> _Instructions for the task_: Your task is to find every line in the records that holds the string "Zohlednit" and copy it.

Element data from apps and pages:

§

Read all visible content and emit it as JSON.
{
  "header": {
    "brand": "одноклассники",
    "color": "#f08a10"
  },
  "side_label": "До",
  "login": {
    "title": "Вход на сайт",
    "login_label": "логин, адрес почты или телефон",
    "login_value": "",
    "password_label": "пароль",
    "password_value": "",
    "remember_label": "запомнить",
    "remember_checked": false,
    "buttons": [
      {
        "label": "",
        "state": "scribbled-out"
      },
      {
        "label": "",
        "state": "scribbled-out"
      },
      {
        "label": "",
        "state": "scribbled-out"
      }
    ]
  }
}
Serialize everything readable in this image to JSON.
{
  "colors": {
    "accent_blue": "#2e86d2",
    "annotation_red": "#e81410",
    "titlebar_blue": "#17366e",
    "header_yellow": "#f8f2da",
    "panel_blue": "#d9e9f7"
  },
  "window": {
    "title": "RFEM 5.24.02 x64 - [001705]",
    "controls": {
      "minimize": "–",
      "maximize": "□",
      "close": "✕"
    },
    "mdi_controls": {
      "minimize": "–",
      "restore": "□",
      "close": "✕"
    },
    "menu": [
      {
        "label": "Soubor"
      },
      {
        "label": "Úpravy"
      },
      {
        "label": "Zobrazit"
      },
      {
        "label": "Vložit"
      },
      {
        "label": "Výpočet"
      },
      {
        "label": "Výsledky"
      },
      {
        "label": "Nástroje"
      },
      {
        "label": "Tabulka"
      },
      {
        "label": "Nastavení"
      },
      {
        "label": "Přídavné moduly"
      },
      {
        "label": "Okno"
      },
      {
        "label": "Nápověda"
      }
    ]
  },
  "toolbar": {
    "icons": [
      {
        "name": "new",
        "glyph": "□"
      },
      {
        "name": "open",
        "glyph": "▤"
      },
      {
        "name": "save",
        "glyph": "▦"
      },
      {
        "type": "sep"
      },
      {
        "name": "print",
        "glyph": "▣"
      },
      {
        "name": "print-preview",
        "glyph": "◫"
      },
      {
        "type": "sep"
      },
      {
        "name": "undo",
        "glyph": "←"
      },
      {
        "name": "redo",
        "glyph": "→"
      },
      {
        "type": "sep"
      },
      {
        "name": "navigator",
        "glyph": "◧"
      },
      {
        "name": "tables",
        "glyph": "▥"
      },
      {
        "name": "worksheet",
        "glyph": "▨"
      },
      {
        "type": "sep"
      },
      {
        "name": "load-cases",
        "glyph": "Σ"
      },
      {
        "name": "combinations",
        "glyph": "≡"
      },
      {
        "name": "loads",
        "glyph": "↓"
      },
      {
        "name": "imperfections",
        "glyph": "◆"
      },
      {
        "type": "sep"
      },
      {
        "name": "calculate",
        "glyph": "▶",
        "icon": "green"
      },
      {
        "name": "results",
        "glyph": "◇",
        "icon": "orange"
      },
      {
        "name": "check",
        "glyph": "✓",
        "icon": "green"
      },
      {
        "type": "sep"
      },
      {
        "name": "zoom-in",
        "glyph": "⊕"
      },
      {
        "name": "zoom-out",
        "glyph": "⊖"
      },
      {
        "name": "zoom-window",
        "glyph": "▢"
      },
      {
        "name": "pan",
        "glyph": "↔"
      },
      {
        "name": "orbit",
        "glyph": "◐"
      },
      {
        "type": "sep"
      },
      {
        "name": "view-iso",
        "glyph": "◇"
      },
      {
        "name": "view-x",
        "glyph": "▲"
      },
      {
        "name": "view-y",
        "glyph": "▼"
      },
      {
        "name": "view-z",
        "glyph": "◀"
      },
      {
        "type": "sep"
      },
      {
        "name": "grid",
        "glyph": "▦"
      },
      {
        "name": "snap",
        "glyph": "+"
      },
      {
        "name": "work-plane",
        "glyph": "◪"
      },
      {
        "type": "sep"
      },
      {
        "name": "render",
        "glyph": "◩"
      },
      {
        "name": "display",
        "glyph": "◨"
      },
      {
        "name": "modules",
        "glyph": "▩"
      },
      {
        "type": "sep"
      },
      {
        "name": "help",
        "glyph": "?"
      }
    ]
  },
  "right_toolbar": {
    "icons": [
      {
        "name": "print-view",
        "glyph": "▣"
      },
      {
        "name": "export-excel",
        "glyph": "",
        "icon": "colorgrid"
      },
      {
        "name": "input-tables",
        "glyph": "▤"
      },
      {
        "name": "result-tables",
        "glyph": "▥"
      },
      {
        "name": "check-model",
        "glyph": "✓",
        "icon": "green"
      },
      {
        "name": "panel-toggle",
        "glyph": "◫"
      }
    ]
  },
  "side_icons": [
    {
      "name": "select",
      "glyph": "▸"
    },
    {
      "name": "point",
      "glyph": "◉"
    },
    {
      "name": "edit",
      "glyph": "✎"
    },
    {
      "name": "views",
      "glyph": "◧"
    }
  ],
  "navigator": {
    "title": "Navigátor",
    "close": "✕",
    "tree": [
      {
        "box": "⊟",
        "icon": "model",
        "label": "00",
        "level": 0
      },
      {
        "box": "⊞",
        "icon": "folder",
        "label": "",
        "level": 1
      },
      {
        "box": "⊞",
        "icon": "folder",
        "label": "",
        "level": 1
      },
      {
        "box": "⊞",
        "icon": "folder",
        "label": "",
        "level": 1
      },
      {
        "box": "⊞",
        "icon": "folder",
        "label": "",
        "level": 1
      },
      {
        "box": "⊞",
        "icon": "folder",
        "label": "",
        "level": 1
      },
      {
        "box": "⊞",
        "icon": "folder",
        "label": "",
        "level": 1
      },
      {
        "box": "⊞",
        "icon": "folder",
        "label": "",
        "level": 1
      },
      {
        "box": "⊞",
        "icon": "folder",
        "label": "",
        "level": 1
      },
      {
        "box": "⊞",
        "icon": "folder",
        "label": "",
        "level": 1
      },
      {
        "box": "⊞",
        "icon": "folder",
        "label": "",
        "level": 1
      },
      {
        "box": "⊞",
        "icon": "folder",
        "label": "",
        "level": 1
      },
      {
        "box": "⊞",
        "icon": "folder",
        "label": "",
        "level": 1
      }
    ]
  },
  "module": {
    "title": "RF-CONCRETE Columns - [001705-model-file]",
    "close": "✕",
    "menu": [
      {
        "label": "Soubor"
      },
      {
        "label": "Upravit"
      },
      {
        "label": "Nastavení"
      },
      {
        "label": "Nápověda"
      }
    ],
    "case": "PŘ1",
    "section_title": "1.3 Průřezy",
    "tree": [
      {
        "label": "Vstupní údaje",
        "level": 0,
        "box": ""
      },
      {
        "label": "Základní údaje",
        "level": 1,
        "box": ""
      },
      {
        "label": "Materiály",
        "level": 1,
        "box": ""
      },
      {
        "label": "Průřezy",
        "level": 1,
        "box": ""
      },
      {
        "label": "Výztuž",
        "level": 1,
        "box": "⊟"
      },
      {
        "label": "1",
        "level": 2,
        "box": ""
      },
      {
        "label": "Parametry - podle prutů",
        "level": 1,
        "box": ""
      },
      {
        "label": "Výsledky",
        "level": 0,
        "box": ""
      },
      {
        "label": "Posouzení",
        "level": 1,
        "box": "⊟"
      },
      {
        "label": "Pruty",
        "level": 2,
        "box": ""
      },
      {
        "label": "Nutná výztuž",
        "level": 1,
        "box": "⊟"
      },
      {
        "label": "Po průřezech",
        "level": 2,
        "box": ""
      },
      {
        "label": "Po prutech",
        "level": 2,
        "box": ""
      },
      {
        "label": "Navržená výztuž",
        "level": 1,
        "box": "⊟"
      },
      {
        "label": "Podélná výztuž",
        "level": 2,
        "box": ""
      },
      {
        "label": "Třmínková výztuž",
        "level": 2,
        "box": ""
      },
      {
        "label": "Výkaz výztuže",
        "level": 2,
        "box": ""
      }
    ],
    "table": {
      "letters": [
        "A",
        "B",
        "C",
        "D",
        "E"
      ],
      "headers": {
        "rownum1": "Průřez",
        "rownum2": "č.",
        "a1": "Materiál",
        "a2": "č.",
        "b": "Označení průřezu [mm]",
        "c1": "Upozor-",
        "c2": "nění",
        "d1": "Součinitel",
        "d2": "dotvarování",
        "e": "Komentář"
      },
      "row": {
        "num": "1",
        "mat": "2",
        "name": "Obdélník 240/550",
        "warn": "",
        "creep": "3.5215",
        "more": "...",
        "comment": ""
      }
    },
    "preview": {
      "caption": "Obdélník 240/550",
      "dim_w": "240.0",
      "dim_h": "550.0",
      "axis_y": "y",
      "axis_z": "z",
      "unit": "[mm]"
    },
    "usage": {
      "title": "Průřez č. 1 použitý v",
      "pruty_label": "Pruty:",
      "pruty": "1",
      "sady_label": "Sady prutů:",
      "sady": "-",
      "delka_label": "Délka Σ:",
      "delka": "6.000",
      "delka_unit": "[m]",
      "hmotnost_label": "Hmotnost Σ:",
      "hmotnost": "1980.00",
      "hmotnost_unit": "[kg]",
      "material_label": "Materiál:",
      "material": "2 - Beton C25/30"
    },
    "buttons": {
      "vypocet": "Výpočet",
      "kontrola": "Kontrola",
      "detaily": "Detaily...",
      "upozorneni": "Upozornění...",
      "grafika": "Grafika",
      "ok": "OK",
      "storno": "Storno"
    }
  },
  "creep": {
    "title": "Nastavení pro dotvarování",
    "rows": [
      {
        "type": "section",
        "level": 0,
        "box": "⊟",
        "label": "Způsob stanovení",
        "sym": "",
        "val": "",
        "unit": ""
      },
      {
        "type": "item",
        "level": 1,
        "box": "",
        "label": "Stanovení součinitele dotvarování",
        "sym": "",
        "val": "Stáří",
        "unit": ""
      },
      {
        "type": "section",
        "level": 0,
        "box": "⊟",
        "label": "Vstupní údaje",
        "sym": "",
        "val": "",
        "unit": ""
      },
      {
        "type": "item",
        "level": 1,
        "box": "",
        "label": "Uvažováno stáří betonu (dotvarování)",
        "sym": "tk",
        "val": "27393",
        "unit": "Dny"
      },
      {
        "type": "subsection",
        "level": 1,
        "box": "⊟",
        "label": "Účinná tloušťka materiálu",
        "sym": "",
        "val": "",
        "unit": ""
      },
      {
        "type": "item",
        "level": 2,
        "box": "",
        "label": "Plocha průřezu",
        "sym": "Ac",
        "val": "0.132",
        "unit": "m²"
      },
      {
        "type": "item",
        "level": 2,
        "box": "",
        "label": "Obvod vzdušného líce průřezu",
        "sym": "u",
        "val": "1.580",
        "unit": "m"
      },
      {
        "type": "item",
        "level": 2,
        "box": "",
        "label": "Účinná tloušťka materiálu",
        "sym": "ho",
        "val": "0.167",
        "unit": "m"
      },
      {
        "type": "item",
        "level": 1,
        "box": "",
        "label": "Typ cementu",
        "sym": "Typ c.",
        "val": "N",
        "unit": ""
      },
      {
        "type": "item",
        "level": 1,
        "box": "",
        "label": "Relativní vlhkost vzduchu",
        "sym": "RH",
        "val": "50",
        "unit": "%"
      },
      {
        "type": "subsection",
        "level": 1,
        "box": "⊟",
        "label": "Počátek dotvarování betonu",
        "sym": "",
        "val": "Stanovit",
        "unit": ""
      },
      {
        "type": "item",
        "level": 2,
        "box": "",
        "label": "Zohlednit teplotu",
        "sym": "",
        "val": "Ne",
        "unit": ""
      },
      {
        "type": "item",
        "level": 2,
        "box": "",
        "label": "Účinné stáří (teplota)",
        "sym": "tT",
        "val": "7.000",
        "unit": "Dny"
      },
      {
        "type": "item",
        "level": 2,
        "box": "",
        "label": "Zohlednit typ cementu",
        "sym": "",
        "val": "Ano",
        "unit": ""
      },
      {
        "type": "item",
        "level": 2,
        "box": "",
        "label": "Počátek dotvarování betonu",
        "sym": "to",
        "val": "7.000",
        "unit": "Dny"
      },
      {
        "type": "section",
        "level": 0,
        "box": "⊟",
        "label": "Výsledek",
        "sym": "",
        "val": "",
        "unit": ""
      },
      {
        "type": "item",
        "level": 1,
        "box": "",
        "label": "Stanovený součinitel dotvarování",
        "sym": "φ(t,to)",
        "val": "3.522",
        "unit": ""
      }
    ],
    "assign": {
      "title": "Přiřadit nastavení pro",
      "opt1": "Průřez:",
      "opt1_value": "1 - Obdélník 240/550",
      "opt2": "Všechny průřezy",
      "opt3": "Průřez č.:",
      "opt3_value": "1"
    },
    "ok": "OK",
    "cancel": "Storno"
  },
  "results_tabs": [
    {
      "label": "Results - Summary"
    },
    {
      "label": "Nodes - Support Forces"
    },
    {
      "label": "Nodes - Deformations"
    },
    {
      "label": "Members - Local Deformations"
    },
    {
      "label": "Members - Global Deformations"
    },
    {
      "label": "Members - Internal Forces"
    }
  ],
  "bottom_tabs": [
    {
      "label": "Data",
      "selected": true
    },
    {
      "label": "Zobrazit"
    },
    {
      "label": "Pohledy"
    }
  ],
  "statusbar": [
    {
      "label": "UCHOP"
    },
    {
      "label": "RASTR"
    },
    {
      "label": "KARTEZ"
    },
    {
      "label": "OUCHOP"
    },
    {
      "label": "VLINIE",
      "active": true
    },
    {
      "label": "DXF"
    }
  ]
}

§

> _Solution for this problem_:
        "label": "Zohlednit teplotu",
        "label": "Zohlednit typ cementu",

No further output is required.